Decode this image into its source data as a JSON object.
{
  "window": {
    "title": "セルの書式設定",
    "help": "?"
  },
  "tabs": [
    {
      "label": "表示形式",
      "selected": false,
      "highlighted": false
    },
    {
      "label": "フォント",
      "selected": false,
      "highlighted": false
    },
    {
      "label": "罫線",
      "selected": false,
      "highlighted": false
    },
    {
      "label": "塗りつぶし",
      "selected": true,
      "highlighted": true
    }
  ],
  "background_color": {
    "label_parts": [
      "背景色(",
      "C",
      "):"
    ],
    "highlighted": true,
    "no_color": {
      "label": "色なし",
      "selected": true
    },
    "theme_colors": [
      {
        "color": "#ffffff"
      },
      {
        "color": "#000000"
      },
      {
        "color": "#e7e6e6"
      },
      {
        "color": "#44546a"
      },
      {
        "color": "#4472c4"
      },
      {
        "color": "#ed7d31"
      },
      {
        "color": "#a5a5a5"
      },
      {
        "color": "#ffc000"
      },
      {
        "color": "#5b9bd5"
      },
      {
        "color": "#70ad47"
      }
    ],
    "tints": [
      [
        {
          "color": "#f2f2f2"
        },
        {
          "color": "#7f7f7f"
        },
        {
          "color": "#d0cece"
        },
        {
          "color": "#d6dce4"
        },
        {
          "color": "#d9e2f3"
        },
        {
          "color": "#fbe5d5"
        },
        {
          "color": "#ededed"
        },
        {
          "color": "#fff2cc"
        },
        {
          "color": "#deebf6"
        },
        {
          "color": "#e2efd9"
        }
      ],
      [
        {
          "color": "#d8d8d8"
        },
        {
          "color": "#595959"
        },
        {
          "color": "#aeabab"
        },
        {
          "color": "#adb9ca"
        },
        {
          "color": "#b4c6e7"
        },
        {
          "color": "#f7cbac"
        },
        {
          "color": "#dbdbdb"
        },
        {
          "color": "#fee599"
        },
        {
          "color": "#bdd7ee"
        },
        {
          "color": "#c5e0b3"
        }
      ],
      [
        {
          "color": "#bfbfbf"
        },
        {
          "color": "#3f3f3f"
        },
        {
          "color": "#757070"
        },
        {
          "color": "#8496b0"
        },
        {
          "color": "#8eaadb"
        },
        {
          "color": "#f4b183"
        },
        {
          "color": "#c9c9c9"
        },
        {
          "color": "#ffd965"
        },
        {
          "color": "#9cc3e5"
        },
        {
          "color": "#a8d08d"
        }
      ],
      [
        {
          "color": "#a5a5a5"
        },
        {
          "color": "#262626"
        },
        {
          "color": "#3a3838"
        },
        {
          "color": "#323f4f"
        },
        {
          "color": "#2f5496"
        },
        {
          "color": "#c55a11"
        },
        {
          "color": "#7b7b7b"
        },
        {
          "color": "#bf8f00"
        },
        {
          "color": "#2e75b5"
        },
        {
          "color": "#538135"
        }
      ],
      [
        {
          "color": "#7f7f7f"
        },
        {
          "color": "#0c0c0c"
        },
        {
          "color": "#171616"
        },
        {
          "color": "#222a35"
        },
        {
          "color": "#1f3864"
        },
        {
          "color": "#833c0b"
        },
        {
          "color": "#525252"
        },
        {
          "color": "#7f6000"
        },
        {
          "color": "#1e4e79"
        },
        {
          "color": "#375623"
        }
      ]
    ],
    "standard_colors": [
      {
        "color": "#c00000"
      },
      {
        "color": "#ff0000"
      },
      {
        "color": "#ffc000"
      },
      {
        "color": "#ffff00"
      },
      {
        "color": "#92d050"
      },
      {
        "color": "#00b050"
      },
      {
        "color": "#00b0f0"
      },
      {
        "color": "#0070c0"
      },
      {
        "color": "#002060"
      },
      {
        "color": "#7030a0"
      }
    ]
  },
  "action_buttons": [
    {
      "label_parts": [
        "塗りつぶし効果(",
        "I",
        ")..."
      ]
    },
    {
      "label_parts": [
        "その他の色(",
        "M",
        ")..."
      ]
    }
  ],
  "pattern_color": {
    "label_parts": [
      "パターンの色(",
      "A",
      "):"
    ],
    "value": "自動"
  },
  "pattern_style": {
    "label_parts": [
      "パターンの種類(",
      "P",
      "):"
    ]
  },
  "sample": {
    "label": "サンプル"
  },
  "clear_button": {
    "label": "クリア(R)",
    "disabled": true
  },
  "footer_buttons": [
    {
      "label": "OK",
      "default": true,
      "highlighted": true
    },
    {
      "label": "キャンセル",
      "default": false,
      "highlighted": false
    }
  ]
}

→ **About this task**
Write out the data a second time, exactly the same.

→ **Task result**
Decode this image into its source data as a JSON object.
{
  "window": {
    "title": "セルの書式設定",
    "help": "?"
  },
  "tabs": [
    {
      "label": "表示形式",
      "selected": false,
      "highlighted": false
    },
    {
      "label": "フォント",
      "selected": false,
      "highlighted": false
    },
    {
      "label": "罫線",
      "selected": false,
      "highlighted": false
    },
    {
      "label": "塗りつぶし",
      "selected": true,
      "highlighted": true
    }
  ],
  "background_color": {
    "label_parts": [
      "背景色(",
      "C",
      "):"
    ],
    "highlighted": true,
    "no_color": {
      "label": "色なし",
      "selected": true
    },
    "theme_colors": [
      {
        "color": "#ffffff"
      },
      {
        "color": "#000000"
      },
      {
        "color": "#e7e6e6"
      },
      {
        "color": "#44546a"
      },
      {
        "color": "#4472c4"
      },
      {
        "color": "#ed7d31"
      },
      {
        "color": "#a5a5a5"
      },
      {
        "color": "#ffc000"
      },
      {
        "color": "#5b9bd5"
      },
      {
        "color": "#70ad47"
      }
    ],
    "tints": [
      [
        {
          "color": "#f2f2f2"
        },
        {
          "color": "#7f7f7f"
        },
        {
          "color": "#d0cece"
        },
        {
          "color": "#d6dce4"
        },
        {
          "color": "#d9e2f3"
        },
        {
          "color": "#fbe5d5"
        },
        {
          "color": "#ededed"
        },
        {
          "color": "#fff2cc"
        },
        {
          "color": "#deebf6"
        },
        {
          "color": "#e2efd9"
        }
      ],
      [
        {
          "color": "#d8d8d8"
        },
        {
          "color": "#595959"
        },
        {
          "color": "#aeabab"
        },
        {
          "color": "#adb9ca"
        },
        {
          "color": "#b4c6e7"
        },
        {
          "color": "#f7cbac"
        },
        {
          "color": "#dbdbdb"
        },
        {
          "color": "#fee599"
        },
        {
          "color": "#bdd7ee"
        },
        {
          "color": "#c5e0b3"
        }
      ],
      [
        {
          "color": "#bfbfbf"
        },
        {
          "color": "#3f3f3f"
        },
        {
          "color": "#757070"
        },
        {
          "color": "#8496b0"
        },
        {
          "color": "#8eaadb"
        },
        {
          "color": "#f4b183"
        },
        {
          "color": "#c9c9c9"
        },
        {
          "color": "#ffd965"
        },
        {
          "color": "#9cc3e5"
        },
        {
          "color": "#a8d08d"
        }
      ],
      [
        {
          "color": "#a5a5a5"
        },
        {
          "color": "#262626"
        },
        {
          "color": "#3a3838"
        },
        {
          "color": "#323f4f"
        },
        {
          "color": "#2f5496"
        },
        {
          "color": "#c55a11"
        },
        {
          "color": "#7b7b7b"
        },
        {
          "color": "#bf8f00"
        },
        {
          "color": "#2e75b5"
        },
        {
          "color": "#538135"
        }
      ],
      [
        {
          "color": "#7f7f7f"
        },
        {
          "color": "#0c0c0c"
        },
        {
          "color": "#171616"
        },
        {
          "color": "#222a35"
        },
        {
          "color": "#1f3864"
        },
        {
          "color": "#833c0b"
        },
        {
          "color": "#525252"
        },
        {
          "color": "#7f6000"
        },
        {
          "color": "#1e4e79"
        },
        {
          "color": "#375623"
        }
      ]
    ],
    "standard_colors": [
      {
        "color": "#c00000"
      },
      {
        "color": "#ff0000"
      },
      {
        "color": "#ffc000"
      },
      {
        "color": "#ffff00"
      },
      {
        "color": "#92d050"
      },
      {
        "color": "#00b050"
      },
      {
        "color": "#00b0f0"
      },
      {
        "color": "#0070c0"
      },
      {
        "color": "#002060"
      },
      {
        "color": "#7030a0"
      }
    ]
  },
  "action_buttons": [
    {
      "label_parts": [
        "塗りつぶし効果(",
        "I",
        ")..."
      ]
    },
    {
      "label_parts": [
        "その他の色(",
        "M",
        ")..."
      ]
    }
  ],
  "pattern_color": {
    "label_parts": [
      "パターンの色(",
      "A",
      "):"
    ],
    "value": "自動"
  },
  "pattern_style": {
    "label_parts": [
      "パターンの種類(",
      "P",
      "):"
    ]
  },
  "sample": {
    "label": "サンプル"
  },
  "clear_button": {
    "label": "クリア(R)",
    "disabled": true
  },
  "footer_buttons": [
    {
      "label": "OK",
      "default": true,
      "highlighted": true
    },
    {
      "label": "キャンセル",
      "default": false,
      "highlighted": false
    }
  ]
}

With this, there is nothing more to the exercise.